Mutagenesis and Repair (4-0-07)

Mutagenesis and Repair (4-0-07) - mutagenesis repair...

Info icon This preview shows pages 1–3. Sign up to view the full content.

View Full Document Right Arrow Icon
mutagenesis & repair 4/5/07 mutation- heritable change in DNA in prokaryotes and eukaryotes, in cells there are a lot of ways other mutations can come about other than some agent changing one nucleotide into another nucleotide. Mutations have to be copyable, still made out of nucleotides, but that’s not necessarily how that happens. Lesion- some kind of DNA damage that does not create a standard nucleotide. Instead it creates a non-standard chemical structure in DNA. It is therefore not heritable because it is not something that DNA polymerase can reproduce or incorporate into the new strand. We still talk about lesions because lesions often cause mutations. In replication, DNA polymerase comes upon the lesion in the template strand, and because the lesion does not base pair the same way as the original nucleotide would have base paired, DNAP inserts an incorrect nucleotide or an incorrect number of nucleotides in the new strand. Lesions on one strand of DNA can often cause a mutation on the other strand of DNA at replication. Lesions will not have names like insertion, deletion, transversion, etc. Spontaneous- arise out of the structure of DNA and out of the replication of DNA itself. See diagram. The covalent bond between the sugar and the base on the 1’ carbon sometimes breaks, so now it is held together by the phosphodiester bonds on 3’ and 5’ carbon. Now that base disappears, and the deoxyribose appears without a base. Chemically, both “AP sites” are the same. The only difference is what used to be there. What’s the effect? Most of the time, this does not lead to mutation. If there as an AP site on the template strand during replication, DNAP cannot pick up anything that can base pair with an AP site! The DNAP will dissociate from the template right at the AP site. It will move down the strand, re-associate with the template when there’s a new primer, and then continue. What did it left behind? A single- stranded “gap” of DNA…it’s not a deletion, so what is it? This is the usual situation. DNAP comes upon AP site, instead of dissociating, it will stay in place. In a special situation, it picks up a random nucleotide onto the 3’ end of the new strand, creating a substitution- could be either transversion or transition. Or, what
Image of page 1

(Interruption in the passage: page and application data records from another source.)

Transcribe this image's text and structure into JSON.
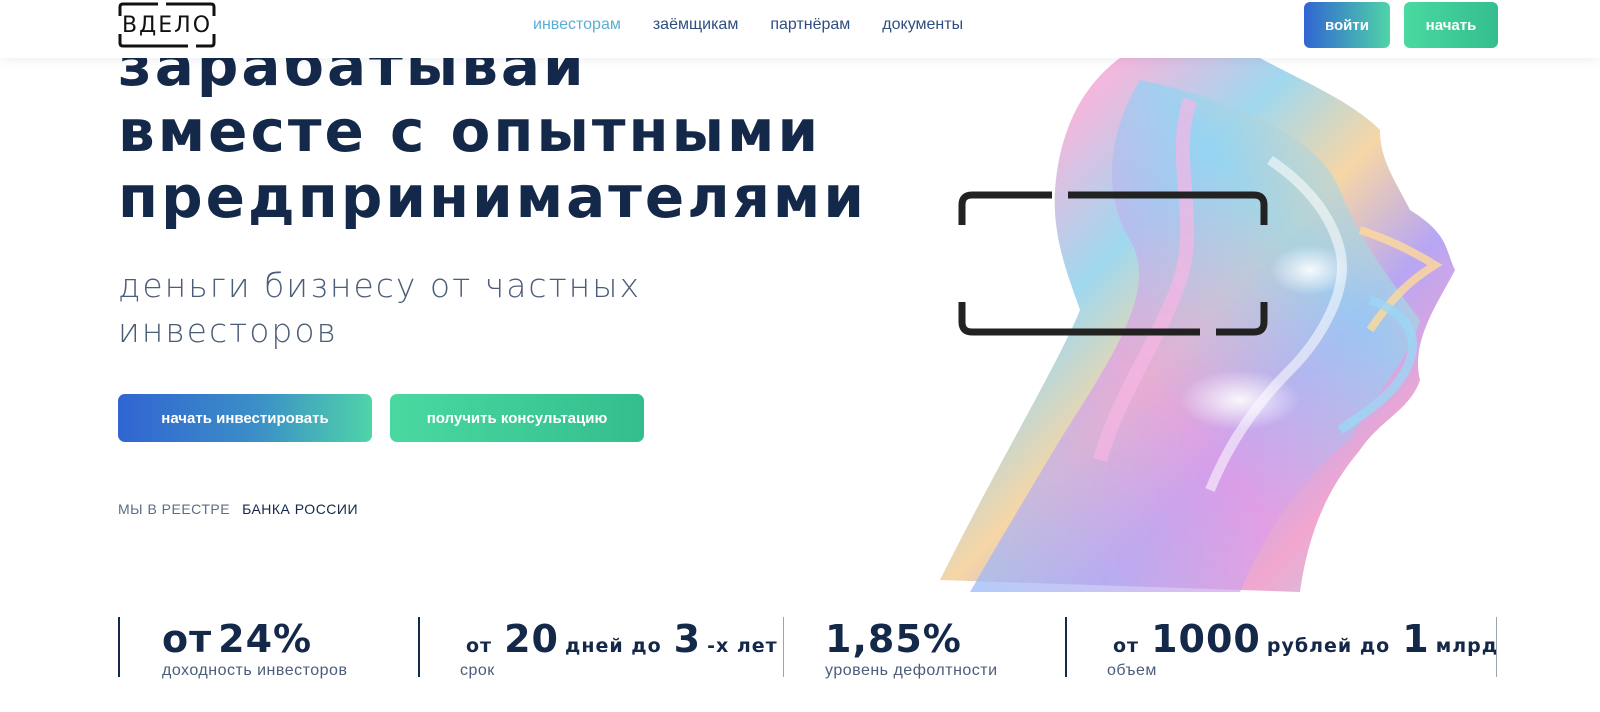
{
  "header": {
    "logo_text": "ВДЕЛО",
    "nav": [
      {
        "label": "инвесторам",
        "active": true
      },
      {
        "label": "заёмщикам",
        "active": false
      },
      {
        "label": "партнёрам",
        "active": false
      },
      {
        "label": "документы",
        "active": false
      }
    ],
    "login_label": "войти",
    "start_label": "начать"
  },
  "hero": {
    "title_lines": [
      "зарабатывай",
      "вместе с опытными",
      "предпринимателями"
    ],
    "subtitle_lines": [
      "деньги бизнесу от частных",
      "инвесторов"
    ],
    "invest_button": "начать инвестировать",
    "consult_button": "получить консультацию",
    "registry_prefix": "МЫ В РЕЕСТРЕ",
    "registry_link": "БАНКА РОССИИ"
  },
  "stats": [
    {
      "parts": [
        {
          "text": "от",
          "size": "big"
        },
        {
          "text": "24%",
          "size": "big"
        }
      ],
      "label": "доходность инвесторов"
    },
    {
      "parts": [
        {
          "text": "от",
          "size": "small"
        },
        {
          "text": "20",
          "size": "big"
        },
        {
          "text": "дней до",
          "size": "small"
        },
        {
          "text": "3",
          "size": "big"
        },
        {
          "text": "-х лет",
          "size": "small"
        }
      ],
      "label": "срок"
    },
    {
      "parts": [
        {
          "text": "1,85%",
          "size": "big"
        }
      ],
      "label": "уровень дефолтности"
    },
    {
      "parts": [
        {
          "text": "от",
          "size": "small"
        },
        {
          "text": "1000",
          "size": "big"
        },
        {
          "text": "рублей до",
          "size": "small"
        },
        {
          "text": "1",
          "size": "big"
        },
        {
          "text": "млрд",
          "size": "small"
        }
      ],
      "label": "объем"
    }
  ],
  "colors": {
    "navy": "#14284a",
    "nav_link": "#2f4e82",
    "nav_active": "#5aaed6",
    "gradient_blue": "#3165d2",
    "gradient_green": "#4fd4a8",
    "green": "#34be8e"
  },
  "icons": {
    "logo": "vdelo-bracket-logo",
    "art": "holographic-face-art",
    "art_frame": "bracket-frame-icon"
  }
}
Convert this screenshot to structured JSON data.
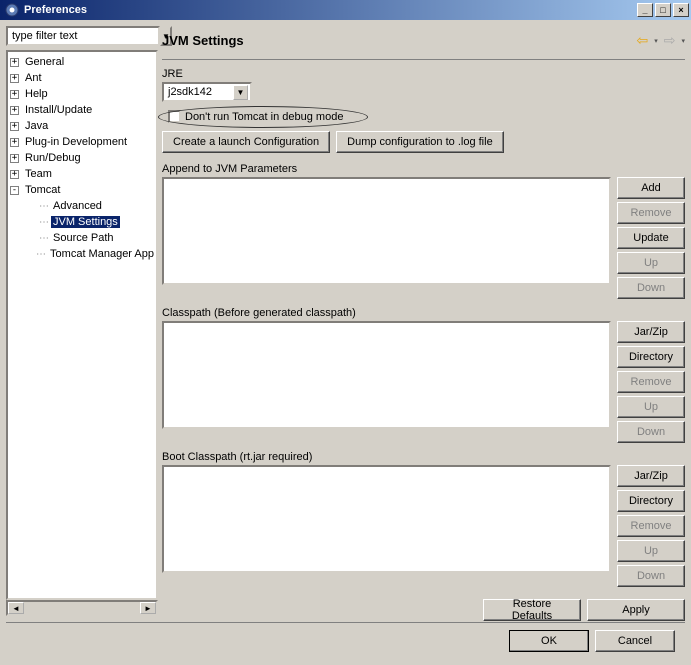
{
  "window": {
    "title": "Preferences"
  },
  "filter": {
    "placeholder": "type filter text"
  },
  "tree": {
    "items": [
      {
        "label": "General",
        "expandable": true,
        "depth": 0
      },
      {
        "label": "Ant",
        "expandable": true,
        "depth": 0
      },
      {
        "label": "Help",
        "expandable": true,
        "depth": 0
      },
      {
        "label": "Install/Update",
        "expandable": true,
        "depth": 0
      },
      {
        "label": "Java",
        "expandable": true,
        "depth": 0
      },
      {
        "label": "Plug-in Development",
        "expandable": true,
        "depth": 0
      },
      {
        "label": "Run/Debug",
        "expandable": true,
        "depth": 0
      },
      {
        "label": "Team",
        "expandable": true,
        "depth": 0
      },
      {
        "label": "Tomcat",
        "expandable": true,
        "expanded": true,
        "depth": 0
      },
      {
        "label": "Advanced",
        "expandable": false,
        "depth": 1
      },
      {
        "label": "JVM Settings",
        "expandable": false,
        "depth": 1,
        "selected": true
      },
      {
        "label": "Source Path",
        "expandable": false,
        "depth": 1
      },
      {
        "label": "Tomcat Manager App",
        "expandable": false,
        "depth": 1
      }
    ]
  },
  "page": {
    "title": "JVM Settings",
    "jre_label": "JRE",
    "jre_value": "j2sdk142",
    "debug_checkbox": "Don't run Tomcat in debug mode",
    "create_launch": "Create a launch Configuration",
    "dump_config": "Dump configuration to .log file",
    "sections": {
      "jvm_params": {
        "label": "Append to JVM Parameters",
        "buttons": {
          "add": "Add",
          "remove": "Remove",
          "update": "Update",
          "up": "Up",
          "down": "Down"
        }
      },
      "classpath": {
        "label": "Classpath (Before generated classpath)",
        "buttons": {
          "jarzip": "Jar/Zip",
          "directory": "Directory",
          "remove": "Remove",
          "up": "Up",
          "down": "Down"
        }
      },
      "bootclasspath": {
        "label": "Boot Classpath (rt.jar required)",
        "buttons": {
          "jarzip": "Jar/Zip",
          "directory": "Directory",
          "remove": "Remove",
          "up": "Up",
          "down": "Down"
        }
      }
    },
    "restore_defaults": "Restore Defaults",
    "apply": "Apply"
  },
  "dialog": {
    "ok": "OK",
    "cancel": "Cancel"
  }
}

Info iconThis preview has intentionally blurred sections. Sign up to view the full version.

View Full Document Right Arrow Icon
could also happen (still under special circumstances), DNAP gets to the AP site,
Image of page 2
Image of page 3
This is the end of the preview. Sign up to access the rest of the document.

{[ snackBarMessage ]}

What students are saying

  • Left Quote Icon

    As a current student on this bumpy collegiate pathway, I stumbled upon Course Hero, where I can find study resources for nearly all my courses, get online help from tutors 24/7, and even share my old projects, papers, and lecture notes with other students.

    Student Picture

    Kiran Temple University Fox School of Business ‘17, Course Hero Intern

  • Left Quote Icon

    I cannot even describe how much Course Hero helped me this summer. It’s truly become something I can always rely on and help me. In the end, I was not only able to survive summer classes, but I was able to thrive thanks to Course Hero.

    Student Picture

    Dana University of Pennsylvania ‘17, Course Hero Intern

  • Left Quote Icon

    The ability to access any university’s resources through Course Hero proved invaluable in my case. I was behind on Tulane coursework and actually used UCLA’s materials to help me move forward and get everything together on time.

    Student Picture

    Jill Tulane University ‘16, Course Hero Intern